Their nest had gotten shabby over the winter. The first notice we had that they had returned was a line of white hawk poop running down the tree. They’d chosen well, a tall yellow pine with a tripod shaped crotch. They repaired the nest with twigs and small branches until it was bigger and better than before.
Red–shouldered hawks are forest raptors. In the east they live in bottomland hardwood stands, flooded deciduous swamps and upland mixed deciduous-conifer forests. They tend to live in stands with an open subcanopy, which makes hunting easier. The nest they built here was in what used to be a pine thicket, but now has several mature oaks along with over two dozen pines.
With broad, rounded wings and medium-length tails that fan out when they soar, they are beautiful in flight. They frequently glide or soar with their wingtips pushed slightly forward, imparting a very distinctive, ‘reaching’ posture. It is one of our most uniquely marked common hawks, with barred reddish-peachy underparts and a strongly banded tail. In flight, translucent crescents near the wingtips help to identify the species at a distance. They hunt prey ranging from mice to frogs and snakes.
Their cry is hauntingly beautiful. A sort of a plaintively whistling cry, and is one of the best ways of finding them in your woods.
I never saw them with any kind of prey, but I did see them coming back and forth to the nest to feed the babies. They came more and more often in the last few weeks. Then, suddenly after a day of seeing them as much as every fifteen minutes or so, they just quit coming. It was puzzling and we wondered if they’d been shot. That’s not what it was, though; they were letting their young get hungry so that they would be forced to leave the nest. And it worked. Within three days of their withholding food the babies were climbing out on the limb closest to the nest, then flap-jumping to higher branches, all the while calling and calling to their parents.
According to The Cornell Lab, the American crow often mobs these hawks, sometimes the relationship isn’t so one-sided. They may chase one another, steal food from each other and both may attack a great Horned Owl and join forces to chase the owl out of the hawk’s territory.
The Great Horned Owl often takes nestling baby hawks, but the hawk sometimes turns the tables. While a red-shouldered hawk was once observed chasing a Great Horned Owl, its mate took a young owl out of its nest and ate it.
As we learned, these hawks return to the same nesting territory year after year. One occupied a territory in southern California for 16 consecutive years. The oldest known female red–shouldered hawk was at least 25 years and 10 months old when she was recaptured and rereleased during banding operations in California in 2000. She had been banded there in 1974.
By the time they are five days old the nestling babies can shoot their feces over the edge of their nest. We watched them as they got a little older, climbing up on the edge, turning up their tail feathers and sending poop several feet away from the bottom of their tree. It was neat seeing how they kept from fouling their nest.

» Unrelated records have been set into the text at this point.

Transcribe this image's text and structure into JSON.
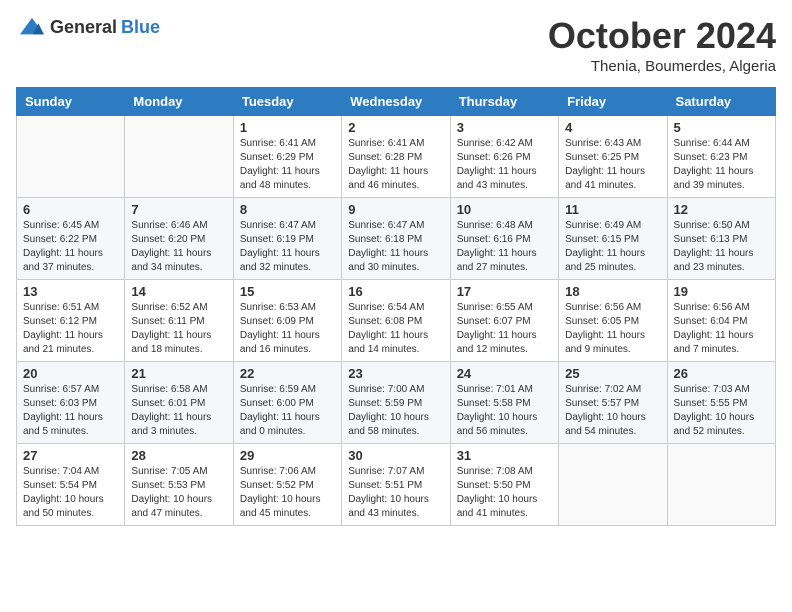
{
  "logo": {
    "general": "General",
    "blue": "Blue"
  },
  "header": {
    "month": "October 2024",
    "location": "Thenia, Boumerdes, Algeria"
  },
  "days_of_week": [
    "Sunday",
    "Monday",
    "Tuesday",
    "Wednesday",
    "Thursday",
    "Friday",
    "Saturday"
  ],
  "weeks": [
    [
      {
        "day": "",
        "info": ""
      },
      {
        "day": "",
        "info": ""
      },
      {
        "day": "1",
        "info": "Sunrise: 6:41 AM\nSunset: 6:29 PM\nDaylight: 11 hours and 48 minutes."
      },
      {
        "day": "2",
        "info": "Sunrise: 6:41 AM\nSunset: 6:28 PM\nDaylight: 11 hours and 46 minutes."
      },
      {
        "day": "3",
        "info": "Sunrise: 6:42 AM\nSunset: 6:26 PM\nDaylight: 11 hours and 43 minutes."
      },
      {
        "day": "4",
        "info": "Sunrise: 6:43 AM\nSunset: 6:25 PM\nDaylight: 11 hours and 41 minutes."
      },
      {
        "day": "5",
        "info": "Sunrise: 6:44 AM\nSunset: 6:23 PM\nDaylight: 11 hours and 39 minutes."
      }
    ],
    [
      {
        "day": "6",
        "info": "Sunrise: 6:45 AM\nSunset: 6:22 PM\nDaylight: 11 hours and 37 minutes."
      },
      {
        "day": "7",
        "info": "Sunrise: 6:46 AM\nSunset: 6:20 PM\nDaylight: 11 hours and 34 minutes."
      },
      {
        "day": "8",
        "info": "Sunrise: 6:47 AM\nSunset: 6:19 PM\nDaylight: 11 hours and 32 minutes."
      },
      {
        "day": "9",
        "info": "Sunrise: 6:47 AM\nSunset: 6:18 PM\nDaylight: 11 hours and 30 minutes."
      },
      {
        "day": "10",
        "info": "Sunrise: 6:48 AM\nSunset: 6:16 PM\nDaylight: 11 hours and 27 minutes."
      },
      {
        "day": "11",
        "info": "Sunrise: 6:49 AM\nSunset: 6:15 PM\nDaylight: 11 hours and 25 minutes."
      },
      {
        "day": "12",
        "info": "Sunrise: 6:50 AM\nSunset: 6:13 PM\nDaylight: 11 hours and 23 minutes."
      }
    ],
    [
      {
        "day": "13",
        "info": "Sunrise: 6:51 AM\nSunset: 6:12 PM\nDaylight: 11 hours and 21 minutes."
      },
      {
        "day": "14",
        "info": "Sunrise: 6:52 AM\nSunset: 6:11 PM\nDaylight: 11 hours and 18 minutes."
      },
      {
        "day": "15",
        "info": "Sunrise: 6:53 AM\nSunset: 6:09 PM\nDaylight: 11 hours and 16 minutes."
      },
      {
        "day": "16",
        "info": "Sunrise: 6:54 AM\nSunset: 6:08 PM\nDaylight: 11 hours and 14 minutes."
      },
      {
        "day": "17",
        "info": "Sunrise: 6:55 AM\nSunset: 6:07 PM\nDaylight: 11 hours and 12 minutes."
      },
      {
        "day": "18",
        "info": "Sunrise: 6:56 AM\nSunset: 6:05 PM\nDaylight: 11 hours and 9 minutes."
      },
      {
        "day": "19",
        "info": "Sunrise: 6:56 AM\nSunset: 6:04 PM\nDaylight: 11 hours and 7 minutes."
      }
    ],
    [
      {
        "day": "20",
        "info": "Sunrise: 6:57 AM\nSunset: 6:03 PM\nDaylight: 11 hours and 5 minutes."
      },
      {
        "day": "21",
        "info": "Sunrise: 6:58 AM\nSunset: 6:01 PM\nDaylight: 11 hours and 3 minutes."
      },
      {
        "day": "22",
        "info": "Sunrise: 6:59 AM\nSunset: 6:00 PM\nDaylight: 11 hours and 0 minutes."
      },
      {
        "day": "23",
        "info": "Sunrise: 7:00 AM\nSunset: 5:59 PM\nDaylight: 10 hours and 58 minutes."
      },
      {
        "day": "24",
        "info": "Sunrise: 7:01 AM\nSunset: 5:58 PM\nDaylight: 10 hours and 56 minutes."
      },
      {
        "day": "25",
        "info": "Sunrise: 7:02 AM\nSunset: 5:57 PM\nDaylight: 10 hours and 54 minutes."
      },
      {
        "day": "26",
        "info": "Sunrise: 7:03 AM\nSunset: 5:55 PM\nDaylight: 10 hours and 52 minutes."
      }
    ],
    [
      {
        "day": "27",
        "info": "Sunrise: 7:04 AM\nSunset: 5:54 PM\nDaylight: 10 hours and 50 minutes."
      },
      {
        "day": "28",
        "info": "Sunrise: 7:05 AM\nSunset: 5:53 PM\nDaylight: 10 hours and 47 minutes."
      },
      {
        "day": "29",
        "info": "Sunrise: 7:06 AM\nSunset: 5:52 PM\nDaylight: 10 hours and 45 minutes."
      },
      {
        "day": "30",
        "info": "Sunrise: 7:07 AM\nSunset: 5:51 PM\nDaylight: 10 hours and 43 minutes."
      },
      {
        "day": "31",
        "info": "Sunrise: 7:08 AM\nSunset: 5:50 PM\nDaylight: 10 hours and 41 minutes."
      },
      {
        "day": "",
        "info": ""
      },
      {
        "day": "",
        "info": ""
      }
    ]
  ]
}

They often sat there high above as we worked in the garden, observing us with as much curiosity as we were watching them. I was a little sad when the last one flew away this week, but I’ve continued to hear their calls, all five of them, as the parents teach them how to hunt.
With a little luck they will rid of us some reptiles as they learn to fend for themselves.